By Alex Robertson
BBC Scotland news website
Glasgow and West reporter
A ban on smoking in public places has come into effect in Scotland. But how has the ban been received?
The Magic Blues Surfers lose their residency as a result of the ban
With the sound of the blues drifting down Glasgow's Byres Road on a cold February night, I turned and vowed not to return until smoking was banned.
It had been a night which assaulted the senses for all the wrong reasons - none of them musical.
Under a low roof in a bar without windows some of Scotland's finest blues guitarists gathered on a Sunday to jam.
It was standing room only when I walked into a bar which proved a smoky blues club is no cliché.
The band - The Magic Blues Surfers - appeared through a haze of smoke captured in light beams.
As a 12-bar blues rift filled the room, smoke stripped my throat and invaded my lungs.
I started coughing and smoke enveloped me, clinging to my clothing, hair and skin.
Mountainous ashtrays sat surrounded by chain smoking music fans.
Each breath was like inhaling a cigarette and after a few numbers I reached for the door and gulped fresh clear air.
I vowed not to return until Sunday 26 March.
On my return, evidence of the ban jumped out from every pub on the journey from the south side of Glasgow.
In the pouring rain smokers huddled in doorways.
When I reached Studio One I saw two young women smoking outside.
Inside I witnessed what seemed an entirely different venue.
It smelled clean, overwhelmingly so, though the walls and ceiling were still nicotine-stained.
Disinfectant hung in the air and as the band set up and carried out their sound check, a few punters looked on.
It was cold and surprisingly the lack of smoke removed atmosphere.
On the sound check one band member told the crowd of a "momentous day".
It was most definitely much quieter but then it was pouring of rain outside.
When the band opened, I had a clear view and the air was filled with the sweet smell of lager and perfume.
It was about the music.
Smoker Jim Ward, 51, from Glasgow founded The Magic Blues Surfers.
He is resigned to the ban: "It is difficult. A ban was unfortunately inevitable.
"I'm going to have to get used to it though I smoke heavily when I'm working and having a beer.
"Outside, it's cold and wet.
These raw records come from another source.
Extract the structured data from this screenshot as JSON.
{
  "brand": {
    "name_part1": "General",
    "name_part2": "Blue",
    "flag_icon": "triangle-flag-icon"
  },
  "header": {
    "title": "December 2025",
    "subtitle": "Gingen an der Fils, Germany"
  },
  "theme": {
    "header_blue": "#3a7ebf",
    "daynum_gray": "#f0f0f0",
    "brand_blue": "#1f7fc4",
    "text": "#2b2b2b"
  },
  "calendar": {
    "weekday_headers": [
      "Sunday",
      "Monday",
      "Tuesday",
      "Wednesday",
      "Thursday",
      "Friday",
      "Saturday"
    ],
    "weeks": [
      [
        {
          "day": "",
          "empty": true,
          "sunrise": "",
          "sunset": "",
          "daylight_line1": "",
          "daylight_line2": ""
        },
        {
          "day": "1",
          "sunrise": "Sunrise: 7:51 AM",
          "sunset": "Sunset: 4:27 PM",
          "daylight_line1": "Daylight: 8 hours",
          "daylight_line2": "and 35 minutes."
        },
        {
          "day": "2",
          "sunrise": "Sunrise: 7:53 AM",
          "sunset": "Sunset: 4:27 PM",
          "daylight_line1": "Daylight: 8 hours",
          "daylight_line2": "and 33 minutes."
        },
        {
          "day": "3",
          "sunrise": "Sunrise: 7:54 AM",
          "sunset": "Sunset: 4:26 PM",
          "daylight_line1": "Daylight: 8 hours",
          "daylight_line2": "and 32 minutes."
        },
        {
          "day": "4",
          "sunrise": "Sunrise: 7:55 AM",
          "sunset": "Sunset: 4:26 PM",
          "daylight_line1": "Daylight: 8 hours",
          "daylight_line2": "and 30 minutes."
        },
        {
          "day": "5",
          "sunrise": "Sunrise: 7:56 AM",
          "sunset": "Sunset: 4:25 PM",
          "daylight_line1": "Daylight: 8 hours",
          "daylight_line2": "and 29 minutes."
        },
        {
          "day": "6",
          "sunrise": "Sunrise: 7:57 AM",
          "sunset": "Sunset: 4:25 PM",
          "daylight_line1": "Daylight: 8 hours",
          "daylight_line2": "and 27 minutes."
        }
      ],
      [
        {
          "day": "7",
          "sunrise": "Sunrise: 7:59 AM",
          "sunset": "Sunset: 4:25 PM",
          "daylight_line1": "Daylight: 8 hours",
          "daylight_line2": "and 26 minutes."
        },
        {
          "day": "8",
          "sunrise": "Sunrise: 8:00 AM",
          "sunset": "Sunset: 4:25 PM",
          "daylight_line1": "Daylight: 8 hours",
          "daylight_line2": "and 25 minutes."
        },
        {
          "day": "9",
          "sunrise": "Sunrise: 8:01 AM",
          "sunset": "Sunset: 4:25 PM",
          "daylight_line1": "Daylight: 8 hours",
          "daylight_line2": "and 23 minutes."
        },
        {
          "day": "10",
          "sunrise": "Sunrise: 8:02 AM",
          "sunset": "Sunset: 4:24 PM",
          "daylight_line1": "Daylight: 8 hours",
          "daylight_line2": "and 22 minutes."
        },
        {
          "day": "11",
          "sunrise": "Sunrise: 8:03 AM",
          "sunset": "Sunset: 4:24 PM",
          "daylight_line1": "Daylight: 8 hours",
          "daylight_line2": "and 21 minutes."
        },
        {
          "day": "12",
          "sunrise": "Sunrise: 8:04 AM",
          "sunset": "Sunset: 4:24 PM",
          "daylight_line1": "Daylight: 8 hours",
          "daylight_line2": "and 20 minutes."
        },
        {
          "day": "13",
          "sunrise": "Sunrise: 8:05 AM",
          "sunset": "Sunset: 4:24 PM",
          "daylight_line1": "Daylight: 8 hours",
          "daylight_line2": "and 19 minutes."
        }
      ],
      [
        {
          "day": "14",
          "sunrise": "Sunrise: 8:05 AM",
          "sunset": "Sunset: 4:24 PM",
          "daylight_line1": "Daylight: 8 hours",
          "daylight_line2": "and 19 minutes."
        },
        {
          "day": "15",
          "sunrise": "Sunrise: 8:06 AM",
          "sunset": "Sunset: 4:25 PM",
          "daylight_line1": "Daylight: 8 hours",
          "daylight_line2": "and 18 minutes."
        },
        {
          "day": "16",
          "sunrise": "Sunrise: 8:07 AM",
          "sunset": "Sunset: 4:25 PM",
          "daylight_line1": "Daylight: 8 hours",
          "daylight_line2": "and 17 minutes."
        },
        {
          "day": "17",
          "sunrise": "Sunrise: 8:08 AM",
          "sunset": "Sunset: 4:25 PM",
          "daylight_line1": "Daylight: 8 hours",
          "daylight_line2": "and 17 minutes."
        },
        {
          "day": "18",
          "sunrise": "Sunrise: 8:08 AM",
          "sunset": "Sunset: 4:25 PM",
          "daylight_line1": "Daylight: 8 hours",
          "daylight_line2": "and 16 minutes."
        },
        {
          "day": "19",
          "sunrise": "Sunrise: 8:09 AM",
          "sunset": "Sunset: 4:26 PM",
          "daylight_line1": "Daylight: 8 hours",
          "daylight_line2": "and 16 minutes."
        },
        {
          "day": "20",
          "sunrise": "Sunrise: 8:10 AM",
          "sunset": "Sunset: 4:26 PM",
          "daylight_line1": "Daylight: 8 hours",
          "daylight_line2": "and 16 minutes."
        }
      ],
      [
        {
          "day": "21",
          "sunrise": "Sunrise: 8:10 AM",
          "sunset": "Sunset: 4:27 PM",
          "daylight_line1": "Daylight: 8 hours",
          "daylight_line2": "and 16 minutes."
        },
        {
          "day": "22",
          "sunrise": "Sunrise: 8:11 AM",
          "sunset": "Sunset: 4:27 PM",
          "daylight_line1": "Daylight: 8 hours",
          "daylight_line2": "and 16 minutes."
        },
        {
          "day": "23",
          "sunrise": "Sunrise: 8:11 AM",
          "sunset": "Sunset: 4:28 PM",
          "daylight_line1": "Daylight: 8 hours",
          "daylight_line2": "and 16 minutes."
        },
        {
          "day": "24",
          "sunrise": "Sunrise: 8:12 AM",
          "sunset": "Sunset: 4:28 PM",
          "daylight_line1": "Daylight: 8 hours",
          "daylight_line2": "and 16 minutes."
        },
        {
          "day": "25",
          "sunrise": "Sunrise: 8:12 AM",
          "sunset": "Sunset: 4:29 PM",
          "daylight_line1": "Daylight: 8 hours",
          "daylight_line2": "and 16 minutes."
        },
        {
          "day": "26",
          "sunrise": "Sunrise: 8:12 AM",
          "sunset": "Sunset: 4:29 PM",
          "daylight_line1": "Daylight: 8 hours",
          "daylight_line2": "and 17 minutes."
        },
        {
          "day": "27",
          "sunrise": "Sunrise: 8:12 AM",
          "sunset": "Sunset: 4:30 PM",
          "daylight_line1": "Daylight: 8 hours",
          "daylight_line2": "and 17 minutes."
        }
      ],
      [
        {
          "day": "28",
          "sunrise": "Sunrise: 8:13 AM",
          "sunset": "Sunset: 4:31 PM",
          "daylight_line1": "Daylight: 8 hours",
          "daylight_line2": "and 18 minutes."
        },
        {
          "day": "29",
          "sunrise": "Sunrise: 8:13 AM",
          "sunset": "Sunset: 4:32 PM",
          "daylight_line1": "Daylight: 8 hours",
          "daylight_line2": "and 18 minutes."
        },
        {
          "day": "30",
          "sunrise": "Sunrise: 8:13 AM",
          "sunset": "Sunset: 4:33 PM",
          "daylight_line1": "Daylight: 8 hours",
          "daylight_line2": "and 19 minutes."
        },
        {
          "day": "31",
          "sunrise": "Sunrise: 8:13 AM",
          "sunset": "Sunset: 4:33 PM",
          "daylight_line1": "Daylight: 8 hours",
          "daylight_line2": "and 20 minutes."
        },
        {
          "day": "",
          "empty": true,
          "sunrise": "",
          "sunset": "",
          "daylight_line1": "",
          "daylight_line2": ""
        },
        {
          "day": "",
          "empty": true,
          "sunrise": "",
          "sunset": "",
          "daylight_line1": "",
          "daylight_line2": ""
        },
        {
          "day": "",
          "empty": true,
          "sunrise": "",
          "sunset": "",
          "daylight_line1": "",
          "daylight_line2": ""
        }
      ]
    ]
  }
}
There's a lot of people not here tonight.
"I accept the ban and want to give up so it might help."
The band are moving from their Sunday night residence while the bar is refurbished to provide accommodation for smokers.
John Preston and Dougie Speirs both welcome the ban
In the audience, Dougie Speirs, 52, from Helensburgh, said he stopped smoking 12 months ago when he had a heart attack.
Dougie had smoked since he was 12.
He said: "The heart attack convinced me, it was dying for recognition.
"I loved smoking, absolutely loved it but mortality was the reason to give up.
"I'm all for a ban."
Non-smoker John Preston, 43, from Newton Mearns, said: "There is less atmosphere but I'd happily sacrifice that.
"I am 100% in favour of the ban, you can go home without stinking of smoke.
"The ban also encourages people who don't smoke to come along to nights like this."
A smoky blues club is not a cliché, in Scotland at least, where it is now history.